Task: Please retype the records below exactly, omitting any images.

[[ Dataset records, beginning ]]

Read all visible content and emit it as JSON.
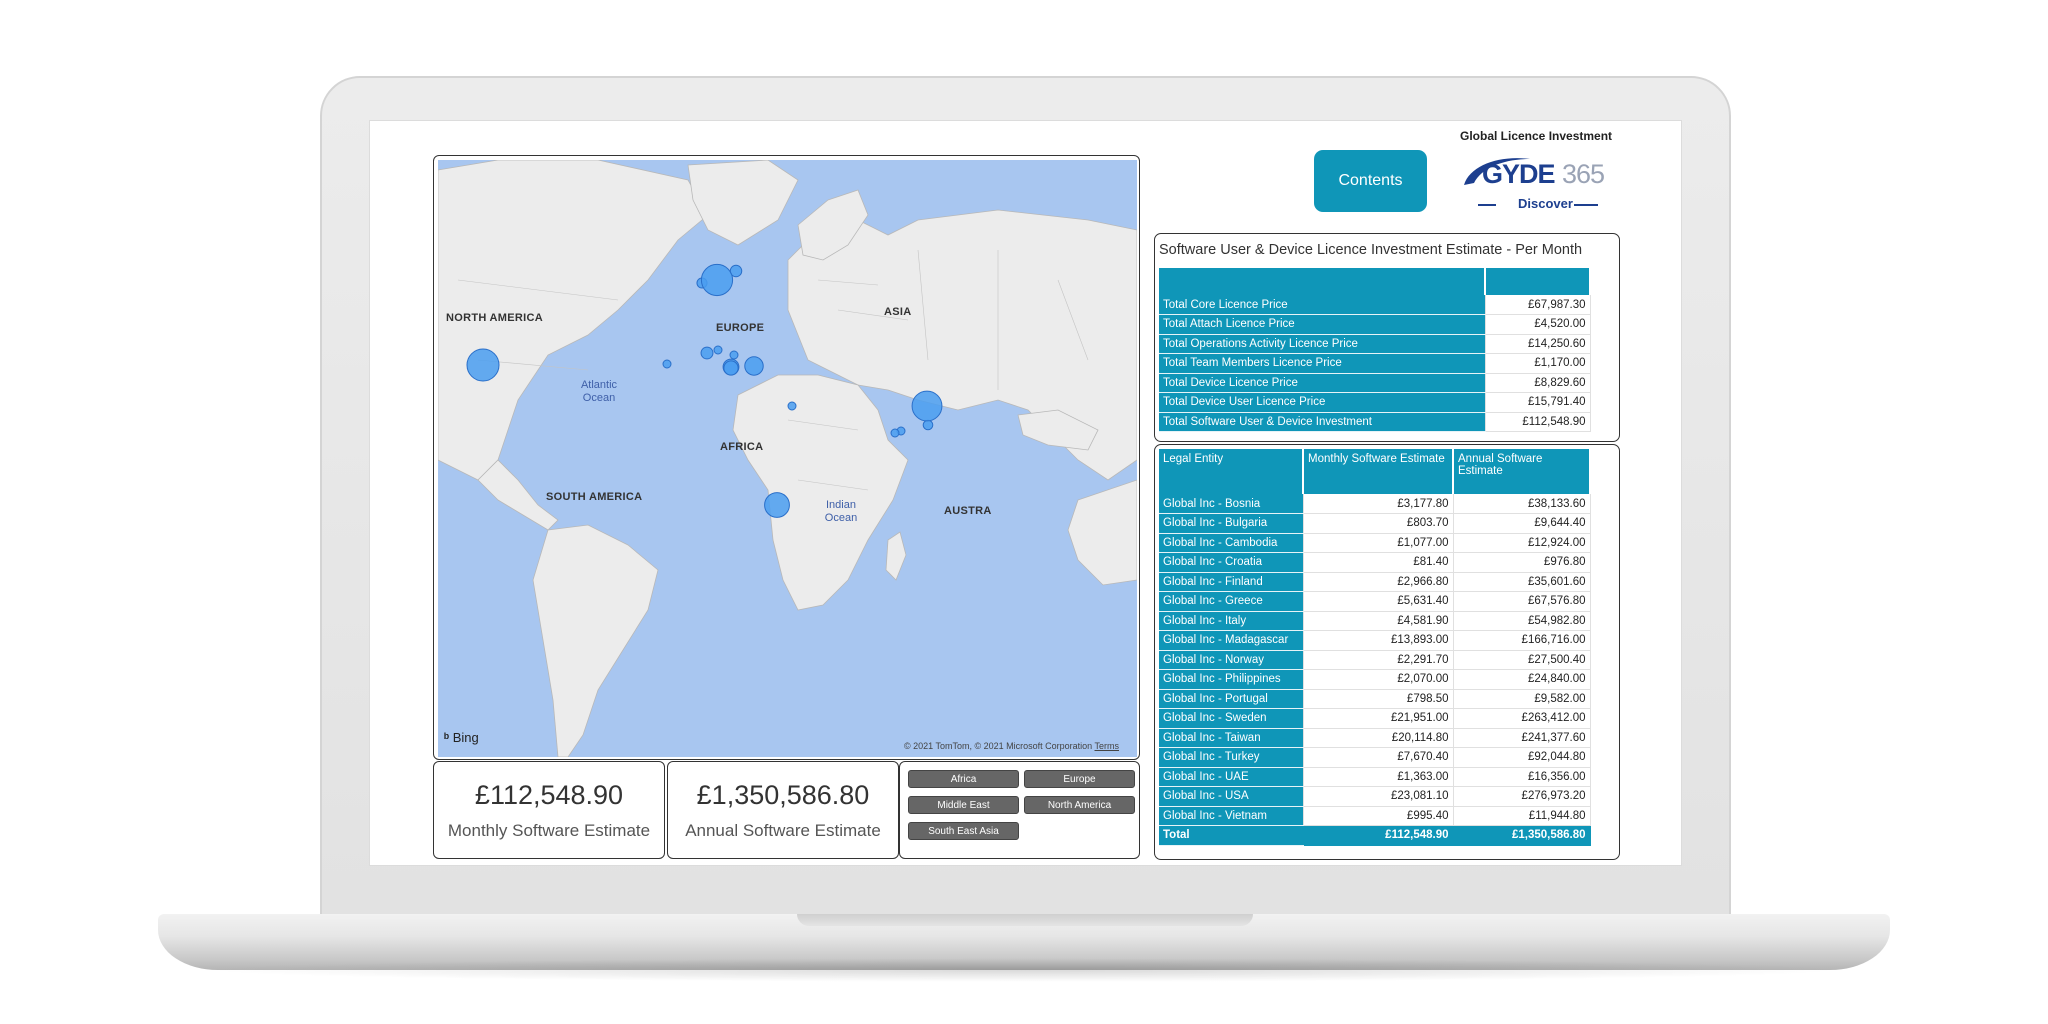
{
  "report": {
    "title": "Global Licence Investment",
    "contents_label": "Contents",
    "logo": {
      "brand": "GYDE",
      "number": "365",
      "tagline": "Discover"
    }
  },
  "map": {
    "regions": [
      "NORTH AMERICA",
      "EUROPE",
      "ASIA",
      "AFRICA",
      "SOUTH AMERICA",
      "AUSTRA"
    ],
    "oceans": [
      "Atlantic Ocean",
      "Indian Ocean"
    ],
    "provider": "Bing",
    "copyright": "© 2021 TomTom, © 2021 Microsoft Corporation",
    "terms": "Terms"
  },
  "kpis": {
    "monthly": {
      "value": "£112,548.90",
      "label": "Monthly Software Estimate"
    },
    "annual": {
      "value": "£1,350,586.80",
      "label": "Annual Software Estimate"
    }
  },
  "slicers": [
    "Africa",
    "Europe",
    "Middle East",
    "North America",
    "South East Asia"
  ],
  "licence_table": {
    "title": "Software User & Device Licence Investment Estimate - Per Month",
    "rows": [
      {
        "label": "Total Core Licence Price",
        "value": "£67,987.30"
      },
      {
        "label": "Total Attach Licence Price",
        "value": "£4,520.00"
      },
      {
        "label": "Total Operations Activity Licence Price",
        "value": "£14,250.60"
      },
      {
        "label": "Total Team Members Licence Price",
        "value": "£1,170.00"
      },
      {
        "label": "Total Device Licence Price",
        "value": "£8,829.60"
      },
      {
        "label": "Total Device User Licence Price",
        "value": "£15,791.40"
      },
      {
        "label": "Total Software User & Device Investment",
        "value": "£112,548.90"
      }
    ]
  },
  "entity_table": {
    "headers": [
      "Legal Entity",
      "Monthly Software Estimate",
      "Annual Software Estimate"
    ],
    "rows": [
      {
        "entity": "Global Inc - Bosnia",
        "monthly": "£3,177.80",
        "annual": "£38,133.60"
      },
      {
        "entity": "Global Inc - Bulgaria",
        "monthly": "£803.70",
        "annual": "£9,644.40"
      },
      {
        "entity": "Global Inc - Cambodia",
        "monthly": "£1,077.00",
        "annual": "£12,924.00"
      },
      {
        "entity": "Global Inc - Croatia",
        "monthly": "£81.40",
        "annual": "£976.80"
      },
      {
        "entity": "Global Inc - Finland",
        "monthly": "£2,966.80",
        "annual": "£35,601.60"
      },
      {
        "entity": "Global Inc - Greece",
        "monthly": "£5,631.40",
        "annual": "£67,576.80"
      },
      {
        "entity": "Global Inc - Italy",
        "monthly": "£4,581.90",
        "annual": "£54,982.80"
      },
      {
        "entity": "Global Inc - Madagascar",
        "monthly": "£13,893.00",
        "annual": "£166,716.00"
      },
      {
        "entity": "Global Inc - Norway",
        "monthly": "£2,291.70",
        "annual": "£27,500.40"
      },
      {
        "entity": "Global Inc - Philippines",
        "monthly": "£2,070.00",
        "annual": "£24,840.00"
      },
      {
        "entity": "Global Inc - Portugal",
        "monthly": "£798.50",
        "annual": "£9,582.00"
      },
      {
        "entity": "Global Inc - Sweden",
        "monthly": "£21,951.00",
        "annual": "£263,412.00"
      },
      {
        "entity": "Global Inc - Taiwan",
        "monthly": "£20,114.80",
        "annual": "£241,377.60"
      },
      {
        "entity": "Global Inc - Turkey",
        "monthly": "£7,670.40",
        "annual": "£92,044.80"
      },
      {
        "entity": "Global Inc - UAE",
        "monthly": "£1,363.00",
        "annual": "£16,356.00"
      },
      {
        "entity": "Global Inc - USA",
        "monthly": "£23,081.10",
        "annual": "£276,973.20"
      },
      {
        "entity": "Global Inc - Vietnam",
        "monthly": "£995.40",
        "annual": "£11,944.80"
      }
    ],
    "total": {
      "label": "Total",
      "monthly": "£112,548.90",
      "annual": "£1,350,586.80"
    }
  },
  "colors": {
    "accent": "#0f96b8",
    "bubble": "#4a9ef0",
    "ocean": "#a8c6f0",
    "land": "#ececec"
  }
}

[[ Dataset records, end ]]

Task response:
Read all visible content and emit it as JSON.
{
  "report": {
    "title": "Global Licence Investment",
    "contents_label": "Contents",
    "logo": {
      "brand": "GYDE",
      "number": "365",
      "tagline": "Discover"
    }
  },
  "map": {
    "regions": [
      "NORTH AMERICA",
      "EUROPE",
      "ASIA",
      "AFRICA",
      "SOUTH AMERICA",
      "AUSTRA"
    ],
    "oceans": [
      "Atlantic Ocean",
      "Indian Ocean"
    ],
    "provider": "Bing",
    "copyright": "© 2021 TomTom, © 2021 Microsoft Corporation",
    "terms": "Terms"
  },
  "kpis": {
    "monthly": {
      "value": "£112,548.90",
      "label": "Monthly Software Estimate"
    },
    "annual": {
      "value": "£1,350,586.80",
      "label": "Annual Software Estimate"
    }
  },
  "slicers": [
    "Africa",
    "Europe",
    "Middle East",
    "North America",
    "South East Asia"
  ],
  "licence_table": {
    "title": "Software User & Device Licence Investment Estimate - Per Month",
    "rows": [
      {
        "label": "Total Core Licence Price",
        "value": "£67,987.30"
      },
      {
        "label": "Total Attach Licence Price",
        "value": "£4,520.00"
      },
      {
        "label": "Total Operations Activity Licence Price",
        "value": "£14,250.60"
      },
      {
        "label": "Total Team Members Licence Price",
        "value": "£1,170.00"
      },
      {
        "label": "Total Device Licence Price",
        "value": "£8,829.60"
      },
      {
        "label": "Total Device User Licence Price",
        "value": "£15,791.40"
      },
      {
        "label": "Total Software User & Device Investment",
        "value": "£112,548.90"
      }
    ]
  },
  "entity_table": {
    "headers": [
      "Legal Entity",
      "Monthly Software Estimate",
      "Annual Software Estimate"
    ],
    "rows": [
      {
        "entity": "Global Inc - Bosnia",
        "monthly": "£3,177.80",
        "annual": "£38,133.60"
      },
      {
        "entity": "Global Inc - Bulgaria",
        "monthly": "£803.70",
        "annual": "£9,644.40"
      },
      {
        "entity": "Global Inc - Cambodia",
        "monthly": "£1,077.00",
        "annual": "£12,924.00"
      },
      {
        "entity": "Global Inc - Croatia",
        "monthly": "£81.40",
        "annual": "£976.80"
      },
      {
        "entity": "Global Inc - Finland",
        "monthly": "£2,966.80",
        "annual": "£35,601.60"
      },
      {
        "entity": "Global Inc - Greece",
        "monthly": "£5,631.40",
        "annual": "£67,576.80"
      },
      {
        "entity": "Global Inc - Italy",
        "monthly": "£4,581.90",
        "annual": "£54,982.80"
      },
      {
        "entity": "Global Inc - Madagascar",
        "monthly": "£13,893.00",
        "annual": "£166,716.00"
      },
      {
        "entity": "Global Inc - Norway",
        "monthly": "£2,291.70",
        "annual": "£27,500.40"
      },
      {
        "entity": "Global Inc - Philippines",
        "monthly": "£2,070.00",
        "annual": "£24,840.00"
      },
      {
        "entity": "Global Inc - Portugal",
        "monthly": "£798.50",
        "annual": "£9,582.00"
      },
      {
        "entity": "Global Inc - Sweden",
        "monthly": "£21,951.00",
        "annual": "£263,412.00"
      },
      {
        "entity": "Global Inc - Taiwan",
        "monthly": "£20,114.80",
        "annual": "£241,377.60"
      },
      {
        "entity": "Global Inc - Turkey",
        "monthly": "£7,670.40",
        "annual": "£92,044.80"
      },
      {
        "entity": "Global Inc - UAE",
        "monthly": "£1,363.00",
        "annual": "£16,356.00"
      },
      {
        "entity": "Global Inc - USA",
        "monthly": "£23,081.10",
        "annual": "£276,973.20"
      },
      {
        "entity": "Global Inc - Vietnam",
        "monthly": "£995.40",
        "annual": "£11,944.80"
      }
    ],
    "total": {
      "label": "Total",
      "monthly": "£112,548.90",
      "annual": "£1,350,586.80"
    }
  },
  "colors": {
    "accent": "#0f96b8",
    "bubble": "#4a9ef0",
    "ocean": "#a8c6f0",
    "land": "#ececec"
  }
}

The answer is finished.